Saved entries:
___

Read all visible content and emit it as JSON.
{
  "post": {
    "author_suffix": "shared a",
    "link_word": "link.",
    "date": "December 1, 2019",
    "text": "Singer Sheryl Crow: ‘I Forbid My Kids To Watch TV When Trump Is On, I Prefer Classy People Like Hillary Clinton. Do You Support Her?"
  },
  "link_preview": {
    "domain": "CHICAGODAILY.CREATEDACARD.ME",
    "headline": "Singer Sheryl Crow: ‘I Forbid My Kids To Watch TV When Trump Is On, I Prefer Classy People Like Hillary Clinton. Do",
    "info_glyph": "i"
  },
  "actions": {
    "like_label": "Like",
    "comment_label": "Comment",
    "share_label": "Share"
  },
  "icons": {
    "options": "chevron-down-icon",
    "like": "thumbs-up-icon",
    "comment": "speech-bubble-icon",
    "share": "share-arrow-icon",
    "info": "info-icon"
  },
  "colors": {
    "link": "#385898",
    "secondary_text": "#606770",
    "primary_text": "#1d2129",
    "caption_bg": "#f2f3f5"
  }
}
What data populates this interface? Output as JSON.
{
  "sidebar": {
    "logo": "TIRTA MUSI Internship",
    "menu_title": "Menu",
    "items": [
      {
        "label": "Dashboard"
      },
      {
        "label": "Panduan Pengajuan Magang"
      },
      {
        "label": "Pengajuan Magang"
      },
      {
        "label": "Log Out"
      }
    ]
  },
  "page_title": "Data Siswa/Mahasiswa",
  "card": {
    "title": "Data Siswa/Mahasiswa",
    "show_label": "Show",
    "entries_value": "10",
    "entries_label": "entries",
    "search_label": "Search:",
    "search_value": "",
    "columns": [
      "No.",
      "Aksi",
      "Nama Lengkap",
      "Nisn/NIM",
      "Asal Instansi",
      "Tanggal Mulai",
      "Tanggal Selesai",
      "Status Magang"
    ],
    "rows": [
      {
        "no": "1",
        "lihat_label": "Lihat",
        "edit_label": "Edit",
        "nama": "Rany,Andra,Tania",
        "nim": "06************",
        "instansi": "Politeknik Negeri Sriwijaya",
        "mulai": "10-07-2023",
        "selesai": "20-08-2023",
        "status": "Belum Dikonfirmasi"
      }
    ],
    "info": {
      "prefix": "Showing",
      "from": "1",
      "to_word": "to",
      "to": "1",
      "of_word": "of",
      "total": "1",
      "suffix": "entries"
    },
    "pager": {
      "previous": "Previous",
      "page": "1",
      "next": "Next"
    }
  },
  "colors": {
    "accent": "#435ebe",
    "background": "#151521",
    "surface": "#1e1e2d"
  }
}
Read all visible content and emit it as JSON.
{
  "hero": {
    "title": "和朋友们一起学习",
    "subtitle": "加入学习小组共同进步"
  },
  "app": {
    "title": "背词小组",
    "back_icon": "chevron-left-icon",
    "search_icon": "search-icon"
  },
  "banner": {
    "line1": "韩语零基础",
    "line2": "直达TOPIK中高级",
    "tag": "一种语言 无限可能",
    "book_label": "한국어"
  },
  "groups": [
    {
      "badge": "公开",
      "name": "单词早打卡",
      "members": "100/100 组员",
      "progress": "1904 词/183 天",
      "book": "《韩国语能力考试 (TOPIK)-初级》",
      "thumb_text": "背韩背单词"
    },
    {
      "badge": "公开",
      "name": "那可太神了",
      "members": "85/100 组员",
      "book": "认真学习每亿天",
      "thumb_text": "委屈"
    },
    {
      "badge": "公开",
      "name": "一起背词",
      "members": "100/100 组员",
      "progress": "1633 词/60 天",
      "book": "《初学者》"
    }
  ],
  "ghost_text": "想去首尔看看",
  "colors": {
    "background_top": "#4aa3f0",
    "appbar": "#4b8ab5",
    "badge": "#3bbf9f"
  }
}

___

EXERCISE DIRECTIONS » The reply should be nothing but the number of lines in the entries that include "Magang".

TASK OUTPUT » 3